→ WHAT NEEDS TO BE DONE
Produce a copy of every line in the records that holds the string "help".

Data records:
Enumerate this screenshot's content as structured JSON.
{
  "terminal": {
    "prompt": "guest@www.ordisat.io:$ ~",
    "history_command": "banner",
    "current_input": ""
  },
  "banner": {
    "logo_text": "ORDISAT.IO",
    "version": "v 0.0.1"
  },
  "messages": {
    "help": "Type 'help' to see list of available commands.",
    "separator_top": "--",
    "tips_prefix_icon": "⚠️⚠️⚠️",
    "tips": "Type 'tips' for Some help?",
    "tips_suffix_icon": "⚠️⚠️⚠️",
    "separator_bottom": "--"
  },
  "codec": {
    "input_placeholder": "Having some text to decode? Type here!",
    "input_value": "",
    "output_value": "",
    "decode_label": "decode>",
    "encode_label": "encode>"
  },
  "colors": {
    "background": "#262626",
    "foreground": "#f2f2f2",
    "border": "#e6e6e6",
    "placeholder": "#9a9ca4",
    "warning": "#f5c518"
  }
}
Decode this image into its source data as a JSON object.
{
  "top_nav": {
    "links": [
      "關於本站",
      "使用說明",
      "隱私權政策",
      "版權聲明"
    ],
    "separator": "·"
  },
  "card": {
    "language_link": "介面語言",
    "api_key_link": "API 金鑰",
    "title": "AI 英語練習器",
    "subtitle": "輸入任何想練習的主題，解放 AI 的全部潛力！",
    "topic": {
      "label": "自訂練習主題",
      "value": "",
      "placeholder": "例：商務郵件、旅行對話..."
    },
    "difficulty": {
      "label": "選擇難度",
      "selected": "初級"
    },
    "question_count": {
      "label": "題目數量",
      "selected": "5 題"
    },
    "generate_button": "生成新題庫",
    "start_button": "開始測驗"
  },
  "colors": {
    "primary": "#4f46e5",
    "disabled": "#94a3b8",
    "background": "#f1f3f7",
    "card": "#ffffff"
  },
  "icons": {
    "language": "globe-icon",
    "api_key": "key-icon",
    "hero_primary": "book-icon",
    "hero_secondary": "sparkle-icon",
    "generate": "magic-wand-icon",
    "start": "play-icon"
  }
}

→ SOLVED EXERCISE
    "help": "Type 'help' to see list of available commands.",
    "tips": "Type 'tips' for Some help?",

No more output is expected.